TASK DIRECTIONS: Each line of the entries below that includes "data" belongs in your answer.

RECORDS FOR PROCESSING:
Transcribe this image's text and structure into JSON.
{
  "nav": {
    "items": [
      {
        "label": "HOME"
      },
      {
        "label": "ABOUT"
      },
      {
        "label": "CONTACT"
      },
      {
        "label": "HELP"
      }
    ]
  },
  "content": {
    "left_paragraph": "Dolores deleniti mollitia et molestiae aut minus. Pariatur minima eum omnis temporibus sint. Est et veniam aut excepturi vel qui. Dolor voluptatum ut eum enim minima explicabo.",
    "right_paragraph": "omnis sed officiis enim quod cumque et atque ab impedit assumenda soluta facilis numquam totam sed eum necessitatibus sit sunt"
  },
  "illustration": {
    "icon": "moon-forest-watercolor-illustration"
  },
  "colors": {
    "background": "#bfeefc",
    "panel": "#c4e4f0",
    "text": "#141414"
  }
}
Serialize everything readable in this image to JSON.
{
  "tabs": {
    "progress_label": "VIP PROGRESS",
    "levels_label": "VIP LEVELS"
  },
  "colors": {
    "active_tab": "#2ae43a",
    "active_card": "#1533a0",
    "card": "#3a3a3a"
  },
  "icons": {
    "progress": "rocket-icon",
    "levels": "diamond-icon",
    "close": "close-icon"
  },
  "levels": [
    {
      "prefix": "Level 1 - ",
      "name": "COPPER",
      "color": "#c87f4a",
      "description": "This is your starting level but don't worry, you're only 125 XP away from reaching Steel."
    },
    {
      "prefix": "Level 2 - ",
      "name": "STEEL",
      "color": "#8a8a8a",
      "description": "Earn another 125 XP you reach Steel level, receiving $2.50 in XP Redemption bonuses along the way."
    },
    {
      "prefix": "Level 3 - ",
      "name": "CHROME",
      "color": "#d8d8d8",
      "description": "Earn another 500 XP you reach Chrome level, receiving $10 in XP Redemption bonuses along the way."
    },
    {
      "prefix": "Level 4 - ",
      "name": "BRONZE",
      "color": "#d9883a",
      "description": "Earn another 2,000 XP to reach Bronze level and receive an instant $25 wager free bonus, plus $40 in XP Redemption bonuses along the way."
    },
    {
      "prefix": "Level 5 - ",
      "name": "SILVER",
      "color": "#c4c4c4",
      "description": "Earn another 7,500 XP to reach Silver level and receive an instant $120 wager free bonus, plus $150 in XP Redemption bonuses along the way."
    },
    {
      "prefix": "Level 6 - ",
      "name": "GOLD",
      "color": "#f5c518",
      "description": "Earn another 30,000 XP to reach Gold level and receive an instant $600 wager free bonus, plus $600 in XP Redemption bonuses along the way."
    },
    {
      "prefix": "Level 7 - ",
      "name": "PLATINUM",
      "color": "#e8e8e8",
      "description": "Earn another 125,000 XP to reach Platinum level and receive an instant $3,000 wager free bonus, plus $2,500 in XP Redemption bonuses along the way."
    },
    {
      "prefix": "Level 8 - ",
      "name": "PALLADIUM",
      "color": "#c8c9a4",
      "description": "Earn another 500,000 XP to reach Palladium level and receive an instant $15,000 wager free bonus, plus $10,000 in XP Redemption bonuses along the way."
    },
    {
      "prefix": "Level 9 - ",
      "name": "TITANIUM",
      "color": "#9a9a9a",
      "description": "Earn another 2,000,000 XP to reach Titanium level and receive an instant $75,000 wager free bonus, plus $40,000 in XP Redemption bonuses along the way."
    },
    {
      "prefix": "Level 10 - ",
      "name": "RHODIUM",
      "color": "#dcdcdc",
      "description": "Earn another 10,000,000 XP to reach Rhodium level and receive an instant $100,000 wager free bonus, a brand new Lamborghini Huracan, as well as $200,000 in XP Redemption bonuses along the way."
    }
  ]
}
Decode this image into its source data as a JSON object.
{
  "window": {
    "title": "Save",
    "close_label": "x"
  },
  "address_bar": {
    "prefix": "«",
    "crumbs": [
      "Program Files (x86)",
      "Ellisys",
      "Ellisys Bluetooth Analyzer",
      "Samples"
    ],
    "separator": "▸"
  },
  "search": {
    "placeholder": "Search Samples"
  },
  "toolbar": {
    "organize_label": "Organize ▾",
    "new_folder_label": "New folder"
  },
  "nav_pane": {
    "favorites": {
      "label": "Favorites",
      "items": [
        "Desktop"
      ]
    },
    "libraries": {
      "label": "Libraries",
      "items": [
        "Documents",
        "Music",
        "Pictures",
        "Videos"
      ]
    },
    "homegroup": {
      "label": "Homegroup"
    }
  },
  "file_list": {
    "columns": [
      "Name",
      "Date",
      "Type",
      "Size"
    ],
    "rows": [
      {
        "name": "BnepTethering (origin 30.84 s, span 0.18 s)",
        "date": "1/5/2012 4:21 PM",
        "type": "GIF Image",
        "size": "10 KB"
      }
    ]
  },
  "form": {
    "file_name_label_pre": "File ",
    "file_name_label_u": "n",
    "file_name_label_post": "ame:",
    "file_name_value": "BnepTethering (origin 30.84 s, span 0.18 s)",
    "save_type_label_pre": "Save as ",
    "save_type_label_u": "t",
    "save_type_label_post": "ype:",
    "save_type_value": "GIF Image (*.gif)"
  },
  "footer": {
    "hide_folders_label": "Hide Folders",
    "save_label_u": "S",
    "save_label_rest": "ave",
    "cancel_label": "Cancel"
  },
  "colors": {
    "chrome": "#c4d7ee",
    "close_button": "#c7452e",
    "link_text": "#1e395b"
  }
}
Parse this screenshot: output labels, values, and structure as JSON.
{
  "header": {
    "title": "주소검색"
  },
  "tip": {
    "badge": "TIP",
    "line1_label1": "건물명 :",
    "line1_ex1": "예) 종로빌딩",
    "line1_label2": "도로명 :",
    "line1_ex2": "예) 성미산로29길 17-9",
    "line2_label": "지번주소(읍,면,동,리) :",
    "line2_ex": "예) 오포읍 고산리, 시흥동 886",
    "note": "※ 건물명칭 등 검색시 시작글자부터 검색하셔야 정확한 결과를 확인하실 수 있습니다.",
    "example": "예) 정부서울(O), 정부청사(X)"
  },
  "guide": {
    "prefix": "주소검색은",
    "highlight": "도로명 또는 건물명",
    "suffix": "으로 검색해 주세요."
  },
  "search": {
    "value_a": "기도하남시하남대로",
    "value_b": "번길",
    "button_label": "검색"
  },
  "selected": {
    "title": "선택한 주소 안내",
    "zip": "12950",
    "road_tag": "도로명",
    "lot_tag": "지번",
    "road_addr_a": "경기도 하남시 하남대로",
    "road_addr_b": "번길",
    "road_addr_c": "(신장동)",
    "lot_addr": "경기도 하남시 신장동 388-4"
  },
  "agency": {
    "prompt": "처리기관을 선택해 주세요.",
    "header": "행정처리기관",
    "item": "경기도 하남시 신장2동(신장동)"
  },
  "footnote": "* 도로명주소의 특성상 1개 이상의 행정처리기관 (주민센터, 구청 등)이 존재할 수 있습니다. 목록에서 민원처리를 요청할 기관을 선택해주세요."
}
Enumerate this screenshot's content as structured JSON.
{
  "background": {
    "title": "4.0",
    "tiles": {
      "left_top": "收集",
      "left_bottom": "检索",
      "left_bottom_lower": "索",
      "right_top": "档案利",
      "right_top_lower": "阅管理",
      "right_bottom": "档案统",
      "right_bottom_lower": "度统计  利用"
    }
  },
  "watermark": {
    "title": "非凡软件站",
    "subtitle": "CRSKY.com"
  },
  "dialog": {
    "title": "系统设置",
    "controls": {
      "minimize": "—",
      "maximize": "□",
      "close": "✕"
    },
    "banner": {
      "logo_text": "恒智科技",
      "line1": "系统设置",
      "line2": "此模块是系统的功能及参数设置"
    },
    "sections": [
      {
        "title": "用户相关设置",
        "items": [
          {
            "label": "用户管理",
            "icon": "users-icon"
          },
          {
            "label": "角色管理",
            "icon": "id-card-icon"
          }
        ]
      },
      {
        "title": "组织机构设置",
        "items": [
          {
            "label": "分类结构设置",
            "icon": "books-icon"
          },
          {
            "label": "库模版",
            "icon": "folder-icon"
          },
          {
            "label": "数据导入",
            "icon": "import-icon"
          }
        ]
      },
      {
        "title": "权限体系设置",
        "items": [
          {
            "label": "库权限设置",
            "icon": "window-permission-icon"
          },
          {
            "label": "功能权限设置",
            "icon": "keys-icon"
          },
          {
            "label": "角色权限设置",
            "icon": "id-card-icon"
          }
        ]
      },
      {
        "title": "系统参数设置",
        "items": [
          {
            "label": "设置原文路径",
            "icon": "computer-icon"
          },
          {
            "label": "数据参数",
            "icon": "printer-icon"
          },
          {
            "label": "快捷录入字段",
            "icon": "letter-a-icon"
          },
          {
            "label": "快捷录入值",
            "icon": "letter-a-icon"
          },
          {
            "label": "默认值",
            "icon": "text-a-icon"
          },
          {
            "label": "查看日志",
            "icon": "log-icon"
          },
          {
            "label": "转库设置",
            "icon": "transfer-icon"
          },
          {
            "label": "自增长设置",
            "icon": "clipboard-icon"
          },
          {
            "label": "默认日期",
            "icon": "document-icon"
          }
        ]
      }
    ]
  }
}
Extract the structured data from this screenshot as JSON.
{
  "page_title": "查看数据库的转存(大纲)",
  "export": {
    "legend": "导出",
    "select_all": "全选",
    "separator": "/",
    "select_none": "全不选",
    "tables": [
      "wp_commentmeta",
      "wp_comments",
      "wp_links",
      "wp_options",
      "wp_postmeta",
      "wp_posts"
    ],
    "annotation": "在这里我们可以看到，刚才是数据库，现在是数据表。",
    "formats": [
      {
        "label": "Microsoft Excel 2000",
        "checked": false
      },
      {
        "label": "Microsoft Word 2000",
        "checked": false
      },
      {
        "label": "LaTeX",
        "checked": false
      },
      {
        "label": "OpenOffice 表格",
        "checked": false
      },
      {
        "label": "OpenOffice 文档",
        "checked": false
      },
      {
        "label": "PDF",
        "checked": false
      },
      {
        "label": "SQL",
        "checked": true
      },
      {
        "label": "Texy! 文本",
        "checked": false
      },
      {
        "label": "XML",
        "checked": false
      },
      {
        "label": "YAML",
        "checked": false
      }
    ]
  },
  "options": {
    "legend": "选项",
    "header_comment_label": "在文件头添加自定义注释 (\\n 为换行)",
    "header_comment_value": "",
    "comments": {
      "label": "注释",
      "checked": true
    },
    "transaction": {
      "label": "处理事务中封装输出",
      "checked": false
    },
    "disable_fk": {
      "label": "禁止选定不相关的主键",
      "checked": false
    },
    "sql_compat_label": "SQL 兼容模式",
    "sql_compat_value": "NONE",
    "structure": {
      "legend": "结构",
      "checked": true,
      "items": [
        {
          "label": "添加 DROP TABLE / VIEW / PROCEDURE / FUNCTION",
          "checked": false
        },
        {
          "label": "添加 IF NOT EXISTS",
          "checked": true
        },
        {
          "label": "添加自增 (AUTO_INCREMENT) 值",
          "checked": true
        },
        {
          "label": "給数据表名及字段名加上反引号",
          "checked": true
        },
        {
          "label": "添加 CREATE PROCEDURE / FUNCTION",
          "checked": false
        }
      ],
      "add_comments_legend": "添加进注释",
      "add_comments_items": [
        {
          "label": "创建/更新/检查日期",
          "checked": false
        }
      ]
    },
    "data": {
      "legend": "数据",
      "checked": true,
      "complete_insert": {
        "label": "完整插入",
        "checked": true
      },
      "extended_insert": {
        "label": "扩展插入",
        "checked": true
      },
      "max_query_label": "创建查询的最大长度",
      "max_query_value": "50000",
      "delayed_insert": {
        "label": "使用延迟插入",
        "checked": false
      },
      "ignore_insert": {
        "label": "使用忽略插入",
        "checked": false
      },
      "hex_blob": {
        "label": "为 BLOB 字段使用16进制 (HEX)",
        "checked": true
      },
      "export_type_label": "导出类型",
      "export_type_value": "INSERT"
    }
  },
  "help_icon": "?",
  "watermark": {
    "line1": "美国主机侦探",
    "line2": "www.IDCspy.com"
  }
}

RESULT OF THIS TASK:
Decode this image into its source data as a JSON object.
Extract the structured data from this screenshot as JSON.
    "data": {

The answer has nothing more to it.